Camping tarps are worth it, especially if you plan to use one as a part of your shelter. Camping tarps have many uses, from shade shelters, rain shelters, covering gear, or a ground tarp to protect the bottom of your tent. Invest in a tent that fits your intended use to get the most out of using it for camping.
Q: How much do camping tarps cost?
How much camping tarps cost greatly depends on the quality and intended use. You can get a tarp for as little as $5, or you can pay upwards of $150—the product materials, durability, size, versatility, and waterproofing all factor into the price.
Q: What kind of camping tarp shouldI get?
The kind of camping tarp you should get depends on your needs and how you plan to use it. When choosing a camping tarp, waterproofing and durability are two key things to look at. The versatility of the tarp may not be as pressing, but it is a nice perk. Read through our buying considerations to help you narrow down the best camping tarp for your needs.
Q: How thick should a camping tarp be?
How thick a camping tarp should also be can be determined by the intended use. For instance, a ground tarp only needs to be around 2mm thick, whereas, for general use, like covering items of use as shelter, 5mm thick or more is ideal.
Q: Is a tarp better than a tent?
In use as a shelter, tents offer better protection overall. Tarps are excellent for survival, ultralight setups, and hammock camping. Tents give full coverage from rain, and they seal, keeping out bugs and other pests. Tarps are more packable and have versatile uses, but tents often do a better job in terms of shelter.
Q: What is the strongest tarp material?
Tarps made from vinyl-coated polyester or high-density polyethylene are among the strongest and most durable options. Other tarps materials like canvas and nylon are also very strong but don’t always perform as well in packability and waterproofing.
Final Thoughts on the Best Camping Tarps
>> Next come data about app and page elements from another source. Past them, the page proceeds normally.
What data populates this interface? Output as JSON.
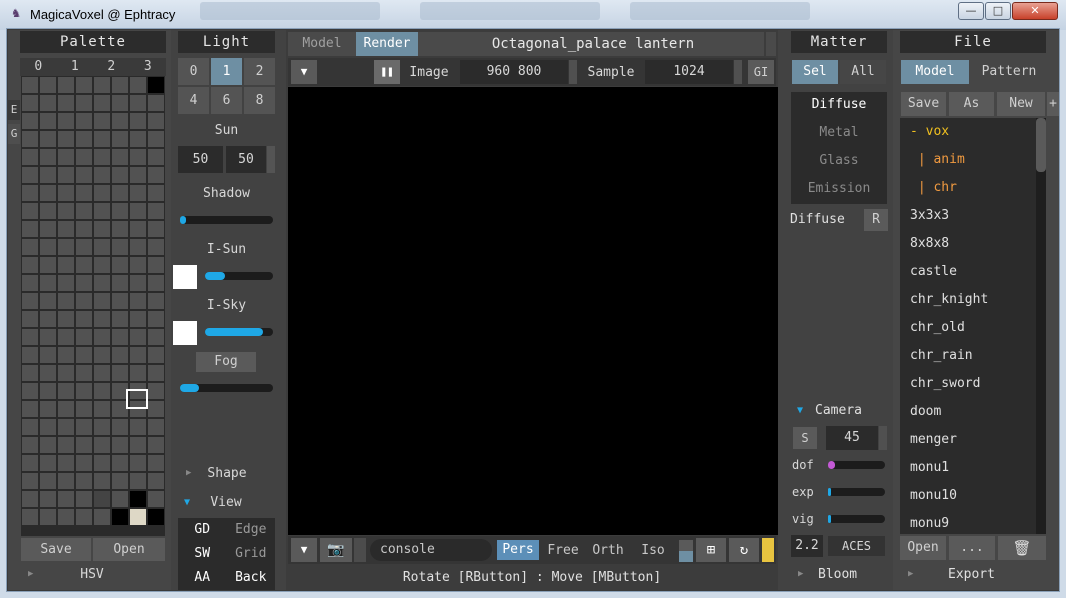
{
  "window": {
    "title": "MagicaVoxel @ Ephtracy",
    "min": "—",
    "max": "□",
    "close": "✕"
  },
  "palette": {
    "header": "Palette",
    "columns": [
      "0",
      "1",
      "2",
      "3"
    ],
    "side_tabs": [
      "E",
      "G"
    ],
    "save": "Save",
    "open": "Open",
    "hsv": "HSV"
  },
  "light": {
    "header": "Light",
    "presets": [
      "0",
      "1",
      "2",
      "4",
      "6",
      "8"
    ],
    "sun_label": "Sun",
    "sun_values": [
      "50",
      "50"
    ],
    "shadow_label": "Shadow",
    "shadow_value": 0.04,
    "isun_label": "I-Sun",
    "isun_value": 0.3,
    "isky_label": "I-Sky",
    "isky_value": 0.85,
    "fog_label": "Fog",
    "fog_value": 0.2,
    "shape_label": "Shape",
    "view_label": "View",
    "view_toggles": [
      [
        "GD",
        "Edge"
      ],
      [
        "SW",
        "Grid"
      ],
      [
        "AA",
        "Back"
      ]
    ]
  },
  "center": {
    "tabs": [
      "Model",
      "Render"
    ],
    "active_tab": "Render",
    "model_name": "Octagonal_palace lantern",
    "image_label": "Image",
    "image_size": "960 800",
    "sample_label": "Sample",
    "sample_value": "1024",
    "gi_label": "GI",
    "console_placeholder": "console",
    "projections": [
      "Pers",
      "Free",
      "Orth",
      "Iso"
    ],
    "active_projection": "Pers",
    "status": "Rotate [RButton] : Move [MButton]"
  },
  "matter": {
    "header": "Matter",
    "tabs": [
      "Sel",
      "All"
    ],
    "materials": [
      "Diffuse",
      "Metal",
      "Glass",
      "Emission"
    ],
    "current_label": "Diffuse",
    "r_button": "R",
    "camera_label": "Camera",
    "camera_s": "S",
    "camera_fov": "45",
    "sliders": [
      {
        "label": "dof",
        "value": 0.12,
        "color": "#c45ad6"
      },
      {
        "label": "exp",
        "value": 0.0,
        "color": "#1fa8e6"
      },
      {
        "label": "vig",
        "value": 0.0,
        "color": "#1fa8e6"
      }
    ],
    "gamma": "2.2",
    "tonemap": "ACES",
    "bloom_label": "Bloom"
  },
  "file": {
    "header": "File",
    "tabs": [
      "Model",
      "Pattern"
    ],
    "actions": [
      "Save",
      "As",
      "New",
      "+"
    ],
    "items": [
      {
        "name": "- vox",
        "color": "#f0c020"
      },
      {
        "name": " | anim",
        "color": "#f09a40"
      },
      {
        "name": " | chr",
        "color": "#f09a40"
      },
      {
        "name": "3x3x3",
        "color": "#e0e0e0"
      },
      {
        "name": "8x8x8",
        "color": "#e0e0e0"
      },
      {
        "name": "castle",
        "color": "#e0e0e0"
      },
      {
        "name": "chr_knight",
        "color": "#e0e0e0"
      },
      {
        "name": "chr_old",
        "color": "#e0e0e0"
      },
      {
        "name": "chr_rain",
        "color": "#e0e0e0"
      },
      {
        "name": "chr_sword",
        "color": "#e0e0e0"
      },
      {
        "name": "doom",
        "color": "#e0e0e0"
      },
      {
        "name": "menger",
        "color": "#e0e0e0"
      },
      {
        "name": "monu1",
        "color": "#e0e0e0"
      },
      {
        "name": "monu10",
        "color": "#e0e0e0"
      },
      {
        "name": "monu9",
        "color": "#e0e0e0"
      }
    ],
    "open": "Open",
    "more": "...",
    "export_label": "Export"
  }
}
Camping tarps can be used for various purposes, and it’s better to have one that isn’t perfect for your needs than not have one. Err on the side of too big instead of too small—you can always fold the excess over. Tarps aren’t expensive, so buying one is a worthwhile investment. Even if you didn’t find the best camping tarp for you on our list, reference our buying considerations to help you make the best choice for your needs.